Your goal:
Report every line of the records beneath this task that holds the string "note".

(Dataset rows for apps and sites)
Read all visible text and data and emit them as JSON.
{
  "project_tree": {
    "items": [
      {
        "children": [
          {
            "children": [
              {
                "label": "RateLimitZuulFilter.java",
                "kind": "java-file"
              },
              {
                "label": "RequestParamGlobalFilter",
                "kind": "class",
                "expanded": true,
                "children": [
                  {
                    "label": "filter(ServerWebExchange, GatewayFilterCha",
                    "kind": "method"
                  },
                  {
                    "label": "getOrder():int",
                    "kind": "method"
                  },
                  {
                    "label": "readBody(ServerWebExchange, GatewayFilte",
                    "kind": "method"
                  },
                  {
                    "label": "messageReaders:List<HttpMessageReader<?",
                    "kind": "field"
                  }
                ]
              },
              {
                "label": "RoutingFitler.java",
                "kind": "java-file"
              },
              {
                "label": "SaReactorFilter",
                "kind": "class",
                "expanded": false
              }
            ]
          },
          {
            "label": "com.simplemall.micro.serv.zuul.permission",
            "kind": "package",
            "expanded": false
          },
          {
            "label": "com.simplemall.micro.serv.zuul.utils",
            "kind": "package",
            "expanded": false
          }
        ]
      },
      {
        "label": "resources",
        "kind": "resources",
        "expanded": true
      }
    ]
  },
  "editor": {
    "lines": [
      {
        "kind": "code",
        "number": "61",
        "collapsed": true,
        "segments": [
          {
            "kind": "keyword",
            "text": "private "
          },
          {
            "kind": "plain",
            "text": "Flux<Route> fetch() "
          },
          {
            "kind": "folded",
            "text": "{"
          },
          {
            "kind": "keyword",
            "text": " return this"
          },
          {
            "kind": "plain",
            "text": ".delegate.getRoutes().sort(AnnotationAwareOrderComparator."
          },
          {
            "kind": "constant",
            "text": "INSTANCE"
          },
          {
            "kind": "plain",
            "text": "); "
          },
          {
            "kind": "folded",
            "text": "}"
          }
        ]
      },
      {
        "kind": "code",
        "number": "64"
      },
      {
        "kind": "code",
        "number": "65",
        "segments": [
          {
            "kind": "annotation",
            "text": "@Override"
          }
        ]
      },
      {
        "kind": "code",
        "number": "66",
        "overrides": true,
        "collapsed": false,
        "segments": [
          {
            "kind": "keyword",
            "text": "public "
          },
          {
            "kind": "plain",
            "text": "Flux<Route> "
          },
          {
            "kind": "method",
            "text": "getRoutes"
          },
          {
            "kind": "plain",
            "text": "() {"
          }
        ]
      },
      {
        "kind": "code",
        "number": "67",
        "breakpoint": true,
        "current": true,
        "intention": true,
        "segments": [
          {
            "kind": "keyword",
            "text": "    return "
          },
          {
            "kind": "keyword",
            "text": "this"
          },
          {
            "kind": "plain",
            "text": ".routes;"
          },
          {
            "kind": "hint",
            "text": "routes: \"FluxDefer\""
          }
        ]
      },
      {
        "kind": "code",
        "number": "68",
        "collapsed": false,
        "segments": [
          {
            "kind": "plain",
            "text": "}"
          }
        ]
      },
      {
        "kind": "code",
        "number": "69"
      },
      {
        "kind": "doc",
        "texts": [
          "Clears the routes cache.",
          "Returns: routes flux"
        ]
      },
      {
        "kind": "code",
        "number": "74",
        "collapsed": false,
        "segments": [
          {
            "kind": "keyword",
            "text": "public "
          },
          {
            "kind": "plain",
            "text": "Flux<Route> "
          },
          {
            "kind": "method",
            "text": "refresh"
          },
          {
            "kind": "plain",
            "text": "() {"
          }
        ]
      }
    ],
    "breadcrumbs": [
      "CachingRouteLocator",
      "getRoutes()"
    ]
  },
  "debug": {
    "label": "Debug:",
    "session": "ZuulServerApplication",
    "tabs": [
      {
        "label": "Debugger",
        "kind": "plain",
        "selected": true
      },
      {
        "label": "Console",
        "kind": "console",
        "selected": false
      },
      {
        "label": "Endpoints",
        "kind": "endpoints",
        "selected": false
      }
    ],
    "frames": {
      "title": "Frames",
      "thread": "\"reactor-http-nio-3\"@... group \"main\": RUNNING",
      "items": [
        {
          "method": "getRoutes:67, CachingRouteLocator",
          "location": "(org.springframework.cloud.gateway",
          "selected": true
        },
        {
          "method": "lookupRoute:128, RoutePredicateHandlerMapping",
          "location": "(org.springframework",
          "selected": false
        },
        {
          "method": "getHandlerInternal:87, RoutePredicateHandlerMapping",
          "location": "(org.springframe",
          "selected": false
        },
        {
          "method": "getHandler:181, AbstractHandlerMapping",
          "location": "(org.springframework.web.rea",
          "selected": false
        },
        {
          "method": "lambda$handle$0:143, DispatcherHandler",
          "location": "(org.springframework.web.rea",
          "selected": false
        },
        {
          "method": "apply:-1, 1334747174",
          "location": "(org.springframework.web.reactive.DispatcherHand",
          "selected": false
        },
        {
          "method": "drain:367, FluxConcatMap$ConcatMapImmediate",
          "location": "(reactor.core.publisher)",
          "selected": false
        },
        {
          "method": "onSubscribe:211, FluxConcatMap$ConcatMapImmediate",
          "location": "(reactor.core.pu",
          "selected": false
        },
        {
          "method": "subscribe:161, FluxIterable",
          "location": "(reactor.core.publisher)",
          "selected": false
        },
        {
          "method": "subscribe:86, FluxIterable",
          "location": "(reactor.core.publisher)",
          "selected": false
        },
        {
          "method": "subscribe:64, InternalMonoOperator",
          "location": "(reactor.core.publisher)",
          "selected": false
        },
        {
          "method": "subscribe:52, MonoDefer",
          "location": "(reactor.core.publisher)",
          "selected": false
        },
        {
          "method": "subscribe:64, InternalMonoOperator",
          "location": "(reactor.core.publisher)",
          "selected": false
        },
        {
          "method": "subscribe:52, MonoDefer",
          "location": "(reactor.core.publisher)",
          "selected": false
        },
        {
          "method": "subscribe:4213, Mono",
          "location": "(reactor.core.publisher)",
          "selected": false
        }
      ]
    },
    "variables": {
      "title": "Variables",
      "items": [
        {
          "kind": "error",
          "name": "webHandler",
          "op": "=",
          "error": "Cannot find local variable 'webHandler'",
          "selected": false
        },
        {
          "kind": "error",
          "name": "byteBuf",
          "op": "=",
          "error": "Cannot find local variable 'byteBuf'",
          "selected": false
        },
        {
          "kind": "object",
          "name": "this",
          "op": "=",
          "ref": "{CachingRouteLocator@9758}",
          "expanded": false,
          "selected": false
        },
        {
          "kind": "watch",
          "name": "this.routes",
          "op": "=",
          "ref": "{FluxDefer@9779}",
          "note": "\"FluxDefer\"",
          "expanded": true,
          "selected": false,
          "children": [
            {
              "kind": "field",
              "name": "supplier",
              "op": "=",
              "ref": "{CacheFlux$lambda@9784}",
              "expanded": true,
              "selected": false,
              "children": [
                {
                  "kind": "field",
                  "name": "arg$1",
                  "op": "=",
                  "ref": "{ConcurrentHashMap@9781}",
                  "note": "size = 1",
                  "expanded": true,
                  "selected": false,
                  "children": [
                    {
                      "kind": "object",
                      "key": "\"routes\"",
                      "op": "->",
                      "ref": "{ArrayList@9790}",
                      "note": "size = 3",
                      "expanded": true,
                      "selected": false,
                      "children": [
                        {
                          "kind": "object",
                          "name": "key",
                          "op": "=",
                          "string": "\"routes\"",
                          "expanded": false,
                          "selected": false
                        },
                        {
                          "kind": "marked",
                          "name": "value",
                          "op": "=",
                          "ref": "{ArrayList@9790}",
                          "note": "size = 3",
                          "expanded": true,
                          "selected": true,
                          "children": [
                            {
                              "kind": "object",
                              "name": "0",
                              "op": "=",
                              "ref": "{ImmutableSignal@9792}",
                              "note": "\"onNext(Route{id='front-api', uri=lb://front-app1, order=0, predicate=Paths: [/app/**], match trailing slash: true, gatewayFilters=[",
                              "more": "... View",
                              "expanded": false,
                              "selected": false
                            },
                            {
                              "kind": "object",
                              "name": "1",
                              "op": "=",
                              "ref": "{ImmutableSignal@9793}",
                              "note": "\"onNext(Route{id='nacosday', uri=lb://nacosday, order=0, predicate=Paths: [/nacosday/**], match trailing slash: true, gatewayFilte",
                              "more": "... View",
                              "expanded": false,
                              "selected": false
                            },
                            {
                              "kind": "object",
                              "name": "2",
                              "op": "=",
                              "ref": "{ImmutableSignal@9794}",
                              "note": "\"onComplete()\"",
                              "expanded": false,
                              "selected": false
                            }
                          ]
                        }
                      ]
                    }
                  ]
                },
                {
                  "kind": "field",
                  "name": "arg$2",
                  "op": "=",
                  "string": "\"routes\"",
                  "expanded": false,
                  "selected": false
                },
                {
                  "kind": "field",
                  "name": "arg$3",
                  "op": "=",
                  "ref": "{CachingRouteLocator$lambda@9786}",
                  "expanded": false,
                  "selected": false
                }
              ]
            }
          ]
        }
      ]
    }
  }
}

Answer section:
          "note": "\"FluxDefer\"",
                  "note": "size = 1",
                      "note": "size = 3",
                          "note": "size = 3",
                              "note": "\"onNext(Route{id='front-api', uri=lb://front-app1, order=0, predicate=Paths: [/app/**], match trailing slash: true, gatewayFilters=[",
                              "note": "\"onNext(Route{id='nacosday', uri=lb://nacosday, order=0, predicate=Paths: [/nacosday/**], match trailing slash: true, gatewayFilte",
                              "note": "\"onComplete()\"",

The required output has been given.